Today, urban development is facing unprecedented challenges due to exponential growth and consolidation of the global population. More people are moving to the city. By 2015, the worlds urban population will grow by 72 percent to 6.3 billion. This will result in additional environmental pressure being placed on our infrastructure and thus force designers to think SMART on how the city of tomorrow will need to be designed to accommodate the forecasted growth. However, smart cities require participation from a wide array of stakeholders not only the designer. Public governance is naturally critical but participation of private sector and community are important.
Smart cities need to be built on the three pillars of sustainability:
The three pillars form the basis of all Verve master planning efforts and today, Verve has an array of projects at different stages of development adopting smart city strategies.
FivePoint’s San Francisco Shipyard District redevelopment at Hunter’s Point aims to set the standard for urban sustainable development and serve as a benchmark for smart cities of the future and Brownfield Redevelopment. The Phase 2 development encompasses in excess of 5,500,000 square feet of Office, Research, Technology and Retail, as well as 3,523 residential units to be built over, a tentative ten year schedule, of four sub-phases and hundreds of acres of open spaces. Hunter’s Point will be a city within a city and the latest in a small number of highly planned, mixed use, research and technology-intensive municipalities that incorporate a multi residential living environment, similar to Kaust, Saudi Arabia and Tsukuba Science City, Japan. FivePoint’s early vision adaptation for the large scale development presents the unique opportunity for the international Developer push the envelope of its industry and target the development as a Net Positive Energy (NPE) Low Carbon (LC) City.
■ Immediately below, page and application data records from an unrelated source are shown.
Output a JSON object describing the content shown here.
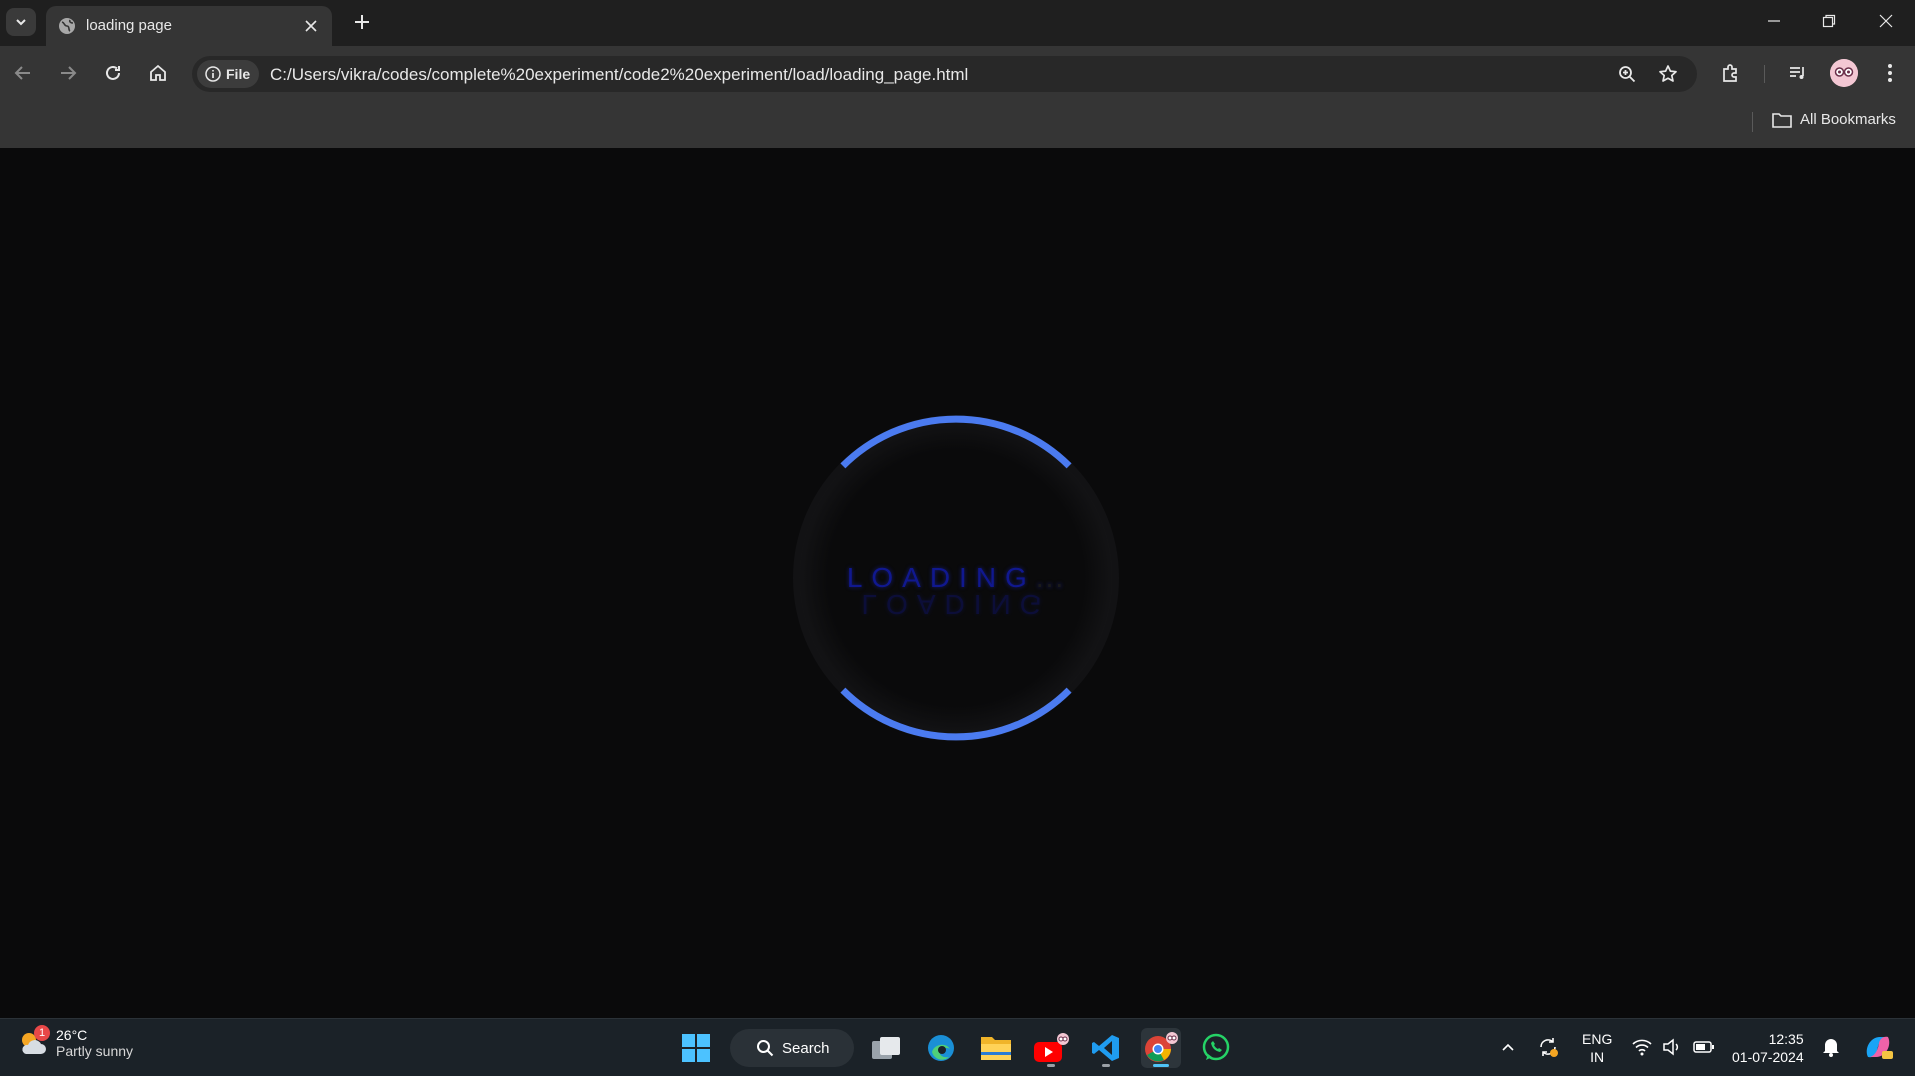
{
  "browser": {
    "tab": {
      "title": "loading page"
    },
    "omnibox": {
      "chip_label": "File",
      "url": "C:/Users/vikra/codes/complete%20experiment/code2%20experiment/load/loading_page.html"
    },
    "bookmarks": {
      "all_label": "All Bookmarks"
    }
  },
  "page": {
    "loader": {
      "text": "LOADING",
      "dots": "...",
      "arc_color": "#4b7bf0",
      "text_color": "#10188f"
    }
  },
  "taskbar": {
    "weather": {
      "temp": "26°C",
      "condition": "Partly sunny",
      "badge": "1"
    },
    "search": {
      "label": "Search"
    },
    "language": {
      "line1": "ENG",
      "line2": "IN"
    },
    "clock": {
      "time": "12:35",
      "date": "01-07-2024"
    }
  }
}
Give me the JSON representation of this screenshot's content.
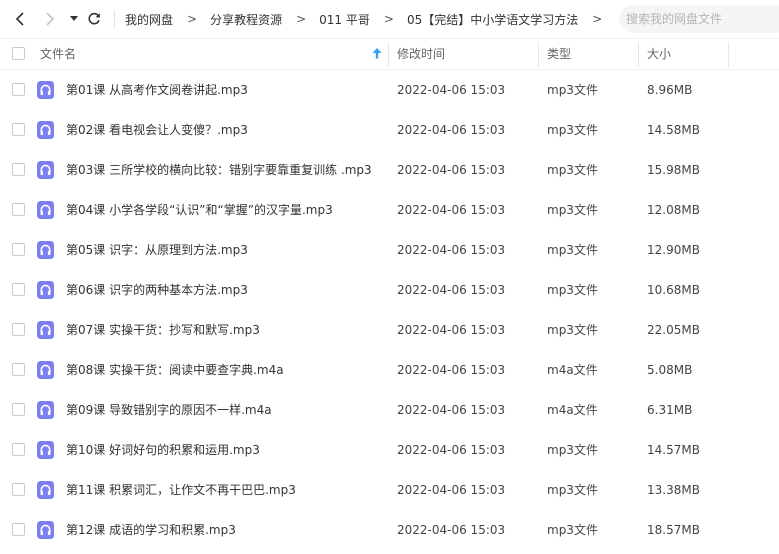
{
  "breadcrumb": [
    "我的网盘",
    "分享教程资源",
    "011 平哥",
    "05【完结】中小学语文学习方法"
  ],
  "breadcrumb_separator": ">",
  "search": {
    "placeholder": "搜索我的网盘文件"
  },
  "columns": {
    "name": "文件名",
    "modified": "修改时间",
    "type": "类型",
    "size": "大小"
  },
  "colors": {
    "audio_icon": "#7b7ff2",
    "sort_arrow": "#2fa3f8"
  },
  "files": [
    {
      "name": "第01课 从高考作文阅卷讲起.mp3",
      "modified": "2022-04-06 15:03",
      "type": "mp3文件",
      "size": "8.96MB"
    },
    {
      "name": "第02课 看电视会让人变傻？.mp3",
      "modified": "2022-04-06 15:03",
      "type": "mp3文件",
      "size": "14.58MB"
    },
    {
      "name": "第03课 三所学校的横向比较：错别字要靠重复训练 .mp3",
      "modified": "2022-04-06 15:03",
      "type": "mp3文件",
      "size": "15.98MB"
    },
    {
      "name": "第04课 小学各学段“认识”和“掌握”的汉字量.mp3",
      "modified": "2022-04-06 15:03",
      "type": "mp3文件",
      "size": "12.08MB"
    },
    {
      "name": "第05课 识字：从原理到方法.mp3",
      "modified": "2022-04-06 15:03",
      "type": "mp3文件",
      "size": "12.90MB"
    },
    {
      "name": "第06课 识字的两种基本方法.mp3",
      "modified": "2022-04-06 15:03",
      "type": "mp3文件",
      "size": "10.68MB"
    },
    {
      "name": "第07课 实操干货：抄写和默写.mp3",
      "modified": "2022-04-06 15:03",
      "type": "mp3文件",
      "size": "22.05MB"
    },
    {
      "name": "第08课 实操干货：阅读中要查字典.m4a",
      "modified": "2022-04-06 15:03",
      "type": "m4a文件",
      "size": "5.08MB"
    },
    {
      "name": "第09课 导致错别字的原因不一样.m4a",
      "modified": "2022-04-06 15:03",
      "type": "m4a文件",
      "size": "6.31MB"
    },
    {
      "name": "第10课 好词好句的积累和运用.mp3",
      "modified": "2022-04-06 15:03",
      "type": "mp3文件",
      "size": "14.57MB"
    },
    {
      "name": "第11课 积累词汇，让作文不再干巴巴.mp3",
      "modified": "2022-04-06 15:03",
      "type": "mp3文件",
      "size": "13.38MB"
    },
    {
      "name": "第12课 成语的学习和积累.mp3",
      "modified": "2022-04-06 15:03",
      "type": "mp3文件",
      "size": "18.57MB"
    }
  ]
}
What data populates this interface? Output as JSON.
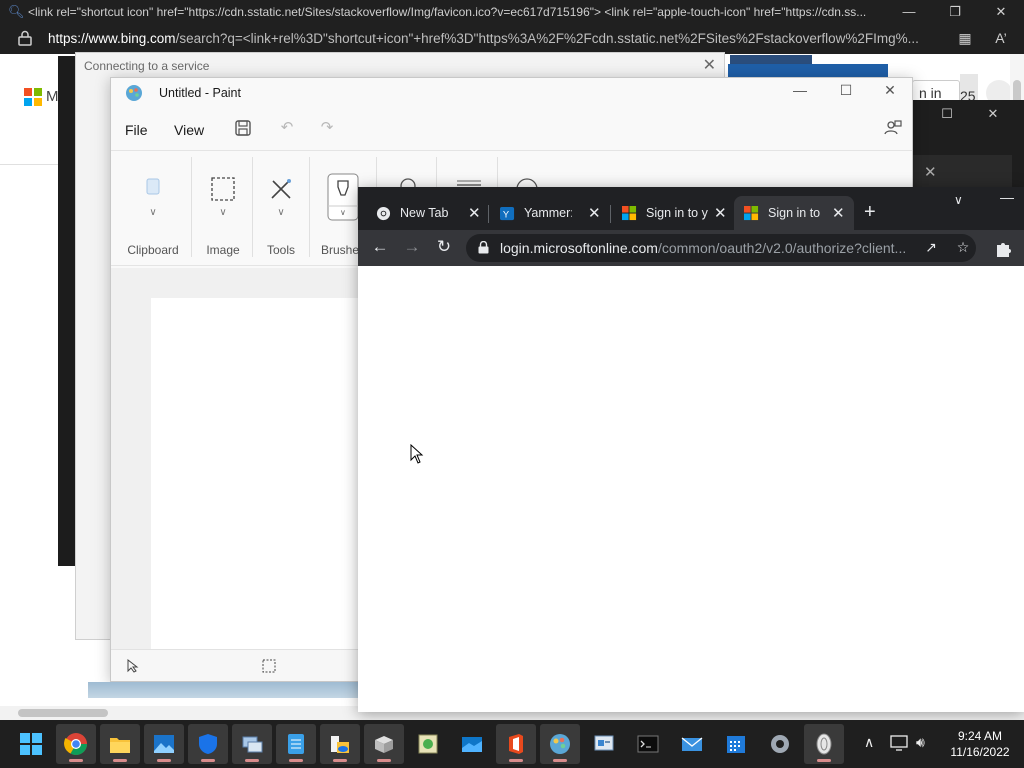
{
  "edge": {
    "tab_title": "<link rel=\"shortcut icon\" href=\"https://cdn.sstatic.net/Sites/stackoverflow/Img/favicon.ico?v=ec617d715196\"> <link rel=\"apple-touch-icon\" href=\"https://cdn.ss...",
    "url_domain": "https://www.bing.com",
    "url_rest": "/search?q=<link+rel%3D\"shortcut+icon\"+href%3D\"https%3A%2F%2Fcdn.sstatic.net%2FSites%2Fstackoverflow%2FImg%...",
    "logo_letter": "M",
    "signin_partial": "n in",
    "count": "25",
    "bg_color": "#202020"
  },
  "connect_dialog": {
    "title": "Connecting to a service"
  },
  "paint": {
    "title": "Untitled - Paint",
    "menu": {
      "file": "File",
      "view": "View"
    },
    "ribbon": {
      "clipboard": "Clipboard",
      "image": "Image",
      "tools": "Tools",
      "brushes": "Brushe"
    }
  },
  "chrome": {
    "tabs": [
      {
        "label": "New Tab",
        "icon": "chrome-icon"
      },
      {
        "label": "Yammer: W",
        "icon": "yammer-icon"
      },
      {
        "label": "Sign in to y",
        "icon": "microsoft-icon"
      },
      {
        "label": "Sign in to",
        "icon": "microsoft-icon",
        "active": true
      }
    ],
    "url_domain": "login.microsoftonline.com",
    "url_path": "/common/oauth2/v2.0/authorize?client...",
    "toolbar_color": "#35363a",
    "tabbar_color": "#202124"
  },
  "taskbar": {
    "apps": [
      "chrome-icon",
      "file-explorer-icon",
      "photos-icon",
      "defender-icon",
      "remote-desktop-icon",
      "notepad-icon",
      "onedrive-folder-icon",
      "package-icon",
      "ftp-icon",
      "mail-landscape-icon",
      "office-icon",
      "paint-icon",
      "control-panel-icon",
      "terminal-icon",
      "mail-icon",
      "calendar-icon",
      "settings-icon",
      "media-icon"
    ],
    "time": "9:24 AM",
    "date": "11/16/2022"
  }
}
The concept of a smart city cannot be imposed or decreed, as the city is shaped by a number of decisions and social and technological changes cannot be fully accounted for within this concept. With the advances in telecommunications, information and communication technology (ICT) and available energy efficiency and energy production tools are changing relationship between citizens and city services. Citizens are increasingly becoming providers of city services and not only users. This means that city planning needs to allow for bottom-up processes of modernization.
Horizontal as well as Vertical Integration
Verve identifies the need for completed utility and systems integration. Horizontal and vertical integration of electric grids, gas, heating/cooling, water distribution and recycling systems, automated trash collection systems, public and private transportation systems and power generation systems.will play a major role in shaping the city’s livability and sustainability.
The successful development of a smart city will require a combining of a bottom-up systems approach with a top-down service development and data centric approach
Developing a Brighter Future